She was still working in Vancouver when, in 2016, Malaysian-based LNG giant Petronas announced its intention to build the Pacific Northwest LNG project, a liquified natural gas plant on Lelu Island, smack in the middle of her traditional territory and the home of precious juvenile salmon habitat that feeds 44 Indigenous communities in the region. “Lelu Island was a real catalyst for me in terms of community organization and conservation,” Christine explained. “Salmon are so important to us as Indigenous people, and we are constantly pushed aside in favour of development. We had to take a stand.”
Christine eventually left her position at the Vancouver Aboriginal Transformative Justice Services Society to be present in her homelands, working for the Skeena Wild Conservation Trust to bring bringing together multiple nations and other stakeholders to wage a battle against Petronas and the then-Liberal provincial government that supported the project.
Her hard work paid off. In 2017 Petronas announced the cancellation of the project and in 2019, after a two-day Salmon Summit she helped to coordinate, the Lelu Island Declaration was signed into law by an unprecedented coalition of First Nations leaders, local residents and federal and provincial politicians, permanently protecting the area from any further development.
Being the mother of five children and having re-settled near her home community after 24 years of living in the city, Christine was apprehensive to move again.

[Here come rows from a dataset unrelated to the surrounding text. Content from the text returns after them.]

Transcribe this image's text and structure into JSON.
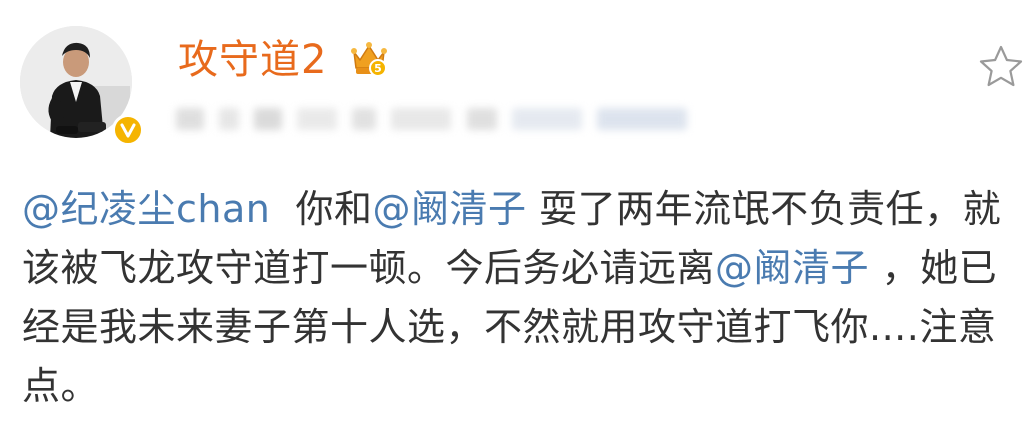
{
  "post": {
    "author": {
      "username": "攻守道2",
      "avatar_icon": "avatar-photo",
      "verified_icon": "verified-v-icon",
      "member_badge_icon": "crown-badge-icon",
      "member_level": "5",
      "colors": {
        "username": "#e86a1c",
        "verified": "#f5b400",
        "crown": "#f0a020"
      }
    },
    "actions": {
      "favorite_icon": "star-outline-icon"
    },
    "content": {
      "segments": [
        {
          "type": "mention",
          "text": "@纪凌尘chan"
        },
        {
          "type": "text",
          "text": "  你和"
        },
        {
          "type": "mention",
          "text": "@阚清子"
        },
        {
          "type": "text",
          "text": " 耍了两年流氓不负责任，就该被飞龙攻守道打一顿。今后务必请远离"
        },
        {
          "type": "mention",
          "text": "@阚清子"
        },
        {
          "type": "text",
          "text": " ，她已经是我未来妻子第十人选，不然就用攻守道打飞你....注意点。"
        }
      ],
      "colors": {
        "text": "#333333",
        "mention": "#4a7bb0"
      }
    }
  }
}
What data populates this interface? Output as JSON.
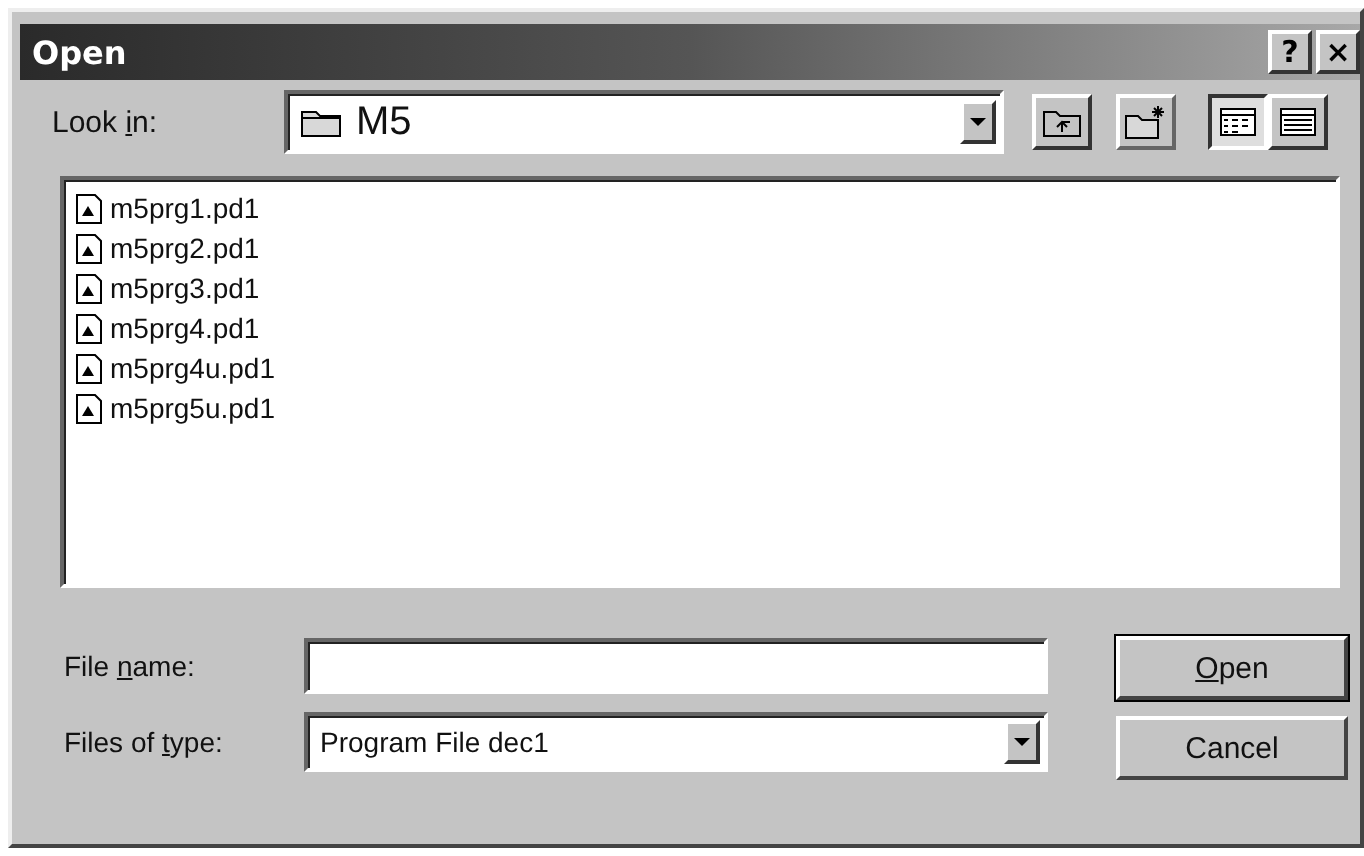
{
  "window": {
    "title": "Open",
    "title_buttons": [
      "?",
      "×"
    ]
  },
  "look_in": {
    "label": {
      "before": "Look ",
      "key": "i",
      "after": "n:"
    },
    "value": "M5"
  },
  "files": [
    {
      "name": "m5prg1.pd1"
    },
    {
      "name": "m5prg2.pd1"
    },
    {
      "name": "m5prg3.pd1"
    },
    {
      "name": "m5prg4.pd1"
    },
    {
      "name": "m5prg4u.pd1"
    },
    {
      "name": "m5prg5u.pd1"
    }
  ],
  "view_buttons": [
    {
      "kind": "list",
      "selected": true
    },
    {
      "kind": "details",
      "selected": false
    }
  ],
  "file_name": {
    "label": {
      "before": "File ",
      "key": "n",
      "after": "ame:"
    }
  },
  "file_type": {
    "label": {
      "before": "Files of ",
      "key": "t",
      "after": "ype:"
    },
    "value": "Program File dec1"
  },
  "buttons": [
    {
      "label": {
        "key": "O",
        "after": "pen"
      },
      "default": true
    },
    {
      "label": {
        "after": "Cancel"
      },
      "default": false
    }
  ]
}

However, the position of CEO with Coastal First Nations was calling her name.
Haida leader Guujaaw, who had always taken the time to mentor her both in leadership and politics, really encouraged her to take the position, along with another close friend and mentors that she worked along side with. “It was simply too good to pass up,” she said. Now six months into the position, Christine is determined, optimistic and committed to serving the nine distinct communities that make up Coastal First Nations, despite the challenges she knows she will face.
“These are government to government relationships and negotiations, and CFN is here to work for the communities we serve,” she explained. “One major challenge is that our funding is still piecemeal and yet our workload is always increasing; it’s important for our organization to be properly supported to continue to do the work our communities expect of us.”
A big part of her new role is to connect with CFN’s member communities and support them as they pursue their collective and individual goals, drawing on their shared cultural strengths and fierce commitment to the conservation and protection of their territories.
“I’m fortunate to have a deep understanding of this unique place and its people,” Christine shared. “These cultural beliefs seep into my work and help me to speak on behalf of our CFN communities. We are here to be of service to them, and it’s important that they hear that message.”